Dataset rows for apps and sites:
※

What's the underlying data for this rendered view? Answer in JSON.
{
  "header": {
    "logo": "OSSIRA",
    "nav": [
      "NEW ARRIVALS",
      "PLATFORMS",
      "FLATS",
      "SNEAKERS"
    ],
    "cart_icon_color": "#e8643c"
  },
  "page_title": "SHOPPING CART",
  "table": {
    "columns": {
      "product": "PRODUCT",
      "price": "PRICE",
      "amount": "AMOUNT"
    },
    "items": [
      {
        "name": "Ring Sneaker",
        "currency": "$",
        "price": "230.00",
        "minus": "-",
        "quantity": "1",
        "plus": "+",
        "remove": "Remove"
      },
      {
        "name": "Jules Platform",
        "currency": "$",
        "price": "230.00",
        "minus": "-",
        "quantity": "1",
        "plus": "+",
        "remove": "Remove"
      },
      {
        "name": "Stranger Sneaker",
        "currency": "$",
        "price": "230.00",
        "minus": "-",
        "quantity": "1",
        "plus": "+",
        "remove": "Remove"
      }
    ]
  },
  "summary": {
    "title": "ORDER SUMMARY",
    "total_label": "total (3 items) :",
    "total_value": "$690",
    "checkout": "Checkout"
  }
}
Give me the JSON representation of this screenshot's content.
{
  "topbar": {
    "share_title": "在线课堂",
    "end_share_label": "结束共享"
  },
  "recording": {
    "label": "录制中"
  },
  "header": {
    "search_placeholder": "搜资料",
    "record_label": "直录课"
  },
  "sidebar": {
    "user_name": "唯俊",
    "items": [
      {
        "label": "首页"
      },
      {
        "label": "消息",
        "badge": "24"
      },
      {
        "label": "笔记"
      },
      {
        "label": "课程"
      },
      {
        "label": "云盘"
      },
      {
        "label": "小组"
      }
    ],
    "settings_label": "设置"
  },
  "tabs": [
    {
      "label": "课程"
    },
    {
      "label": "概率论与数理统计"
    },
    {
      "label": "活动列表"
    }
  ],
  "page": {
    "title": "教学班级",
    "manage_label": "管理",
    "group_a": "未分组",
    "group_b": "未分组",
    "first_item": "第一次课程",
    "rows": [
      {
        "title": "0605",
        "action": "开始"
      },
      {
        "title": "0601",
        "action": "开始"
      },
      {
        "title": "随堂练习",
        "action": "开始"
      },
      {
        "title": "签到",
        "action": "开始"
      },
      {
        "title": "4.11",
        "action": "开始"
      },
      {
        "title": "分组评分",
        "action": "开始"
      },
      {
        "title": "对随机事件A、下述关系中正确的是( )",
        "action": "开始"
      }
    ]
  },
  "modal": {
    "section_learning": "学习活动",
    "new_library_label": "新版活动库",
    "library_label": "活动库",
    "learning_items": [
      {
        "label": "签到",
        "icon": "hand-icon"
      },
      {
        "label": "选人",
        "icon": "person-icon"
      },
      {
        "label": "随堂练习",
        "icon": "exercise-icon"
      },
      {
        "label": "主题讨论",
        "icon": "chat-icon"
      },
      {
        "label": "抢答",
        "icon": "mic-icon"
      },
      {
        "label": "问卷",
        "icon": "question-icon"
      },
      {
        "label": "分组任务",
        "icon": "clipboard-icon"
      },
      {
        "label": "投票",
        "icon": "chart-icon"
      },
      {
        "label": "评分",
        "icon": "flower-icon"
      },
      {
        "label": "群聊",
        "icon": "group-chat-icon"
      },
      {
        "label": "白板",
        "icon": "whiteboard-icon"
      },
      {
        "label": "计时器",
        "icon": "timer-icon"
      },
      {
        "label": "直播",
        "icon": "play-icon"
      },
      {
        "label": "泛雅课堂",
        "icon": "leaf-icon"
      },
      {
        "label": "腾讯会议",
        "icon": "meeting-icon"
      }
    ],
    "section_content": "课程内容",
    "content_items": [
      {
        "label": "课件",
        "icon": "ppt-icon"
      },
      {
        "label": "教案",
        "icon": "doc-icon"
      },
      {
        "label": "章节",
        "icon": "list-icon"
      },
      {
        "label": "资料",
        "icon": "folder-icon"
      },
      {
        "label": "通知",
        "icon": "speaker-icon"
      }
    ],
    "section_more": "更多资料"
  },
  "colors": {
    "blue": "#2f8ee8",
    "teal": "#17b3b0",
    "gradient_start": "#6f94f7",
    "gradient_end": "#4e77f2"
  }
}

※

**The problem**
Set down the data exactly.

**Your solution**
What's the underlying data for this rendered view? Answer in JSON.
{
  "header": {
    "logo": "OSSIRA",
    "nav": [
      "NEW ARRIVALS",
      "PLATFORMS",
      "FLATS",
      "SNEAKERS"
    ],
    "cart_icon_color": "#e8643c"
  },
  "page_title": "SHOPPING CART",
  "table": {
    "columns": {
      "product": "PRODUCT",
      "price": "PRICE",
      "amount": "AMOUNT"
    },
    "items": [
      {
        "name": "Ring Sneaker",
        "currency": "$",
        "price": "230.00",
        "minus": "-",
        "quantity": "1",
        "plus": "+",
        "remove": "Remove"
      },
      {
        "name": "Jules Platform",
        "currency": "$",
        "price": "230.00",
        "minus": "-",
        "quantity": "1",
        "plus": "+",
        "remove": "Remove"
      },
      {
        "name": "Stranger Sneaker",
        "currency": "$",
        "price": "230.00",
        "minus": "-",
        "quantity": "1",
        "plus": "+",
        "remove": "Remove"
      }
    ]
  },
  "summary": {
    "title": "ORDER SUMMARY",
    "total_label": "total (3 items) :",
    "total_value": "$690",
    "checkout": "Checkout"
  }
}
Give me the JSON representation of this screenshot's content.
{
  "topbar": {
    "share_title": "在线课堂",
    "end_share_label": "结束共享"
  },
  "recording": {
    "label": "录制中"
  },
  "header": {
    "search_placeholder": "搜资料",
    "record_label": "直录课"
  },
  "sidebar": {
    "user_name": "唯俊",
    "items": [
      {
        "label": "首页"
      },
      {
        "label": "消息",
        "badge": "24"
      },
      {
        "label": "笔记"
      },
      {
        "label": "课程"
      },
      {
        "label": "云盘"
      },
      {
        "label": "小组"
      }
    ],
    "settings_label": "设置"
  },
  "tabs": [
    {
      "label": "课程"
    },
    {
      "label": "概率论与数理统计"
    },
    {
      "label": "活动列表"
    }
  ],
  "page": {
    "title": "教学班级",
    "manage_label": "管理",
    "group_a": "未分组",
    "group_b": "未分组",
    "first_item": "第一次课程",
    "rows": [
      {
        "title": "0605",
        "action": "开始"
      },
      {
        "title": "0601",
        "action": "开始"
      },
      {
        "title": "随堂练习",
        "action": "开始"
      },
      {
        "title": "签到",
        "action": "开始"
      },
      {
        "title": "4.11",
        "action": "开始"
      },
      {
        "title": "分组评分",
        "action": "开始"
      },
      {
        "title": "对随机事件A、下述关系中正确的是( )",
        "action": "开始"
      }
    ]
  },
  "modal": {
    "section_learning": "学习活动",
    "new_library_label": "新版活动库",
    "library_label": "活动库",
    "learning_items": [
      {
        "label": "签到",
        "icon": "hand-icon"
      },
      {
        "label": "选人",
        "icon": "person-icon"
      },
      {
        "label": "随堂练习",
        "icon": "exercise-icon"
      },
      {
        "label": "主题讨论",
        "icon": "chat-icon"
      },
      {
        "label": "抢答",
        "icon": "mic-icon"
      },
      {
        "label": "问卷",
        "icon": "question-icon"
      },
      {
        "label": "分组任务",
        "icon": "clipboard-icon"
      },
      {
        "label": "投票",
        "icon": "chart-icon"
      },
      {
        "label": "评分",
        "icon": "flower-icon"
      },
      {
        "label": "群聊",
        "icon": "group-chat-icon"
      },
      {
        "label": "白板",
        "icon": "whiteboard-icon"
      },
      {
        "label": "计时器",
        "icon": "timer-icon"
      },
      {
        "label": "直播",
        "icon": "play-icon"
      },
      {
        "label": "泛雅课堂",
        "icon": "leaf-icon"
      },
      {
        "label": "腾讯会议",
        "icon": "meeting-icon"
      }
    ],
    "section_content": "课程内容",
    "content_items": [
      {
        "label": "课件",
        "icon": "ppt-icon"
      },
      {
        "label": "教案",
        "icon": "doc-icon"
      },
      {
        "label": "章节",
        "icon": "list-icon"
      },
      {
        "label": "资料",
        "icon": "folder-icon"
      },
      {
        "label": "通知",
        "icon": "speaker-icon"
      }
    ],
    "section_more": "更多资料"
  },
  "colors": {
    "blue": "#2f8ee8",
    "teal": "#17b3b0",
    "gradient_start": "#6f94f7",
    "gradient_end": "#4e77f2"
  }
}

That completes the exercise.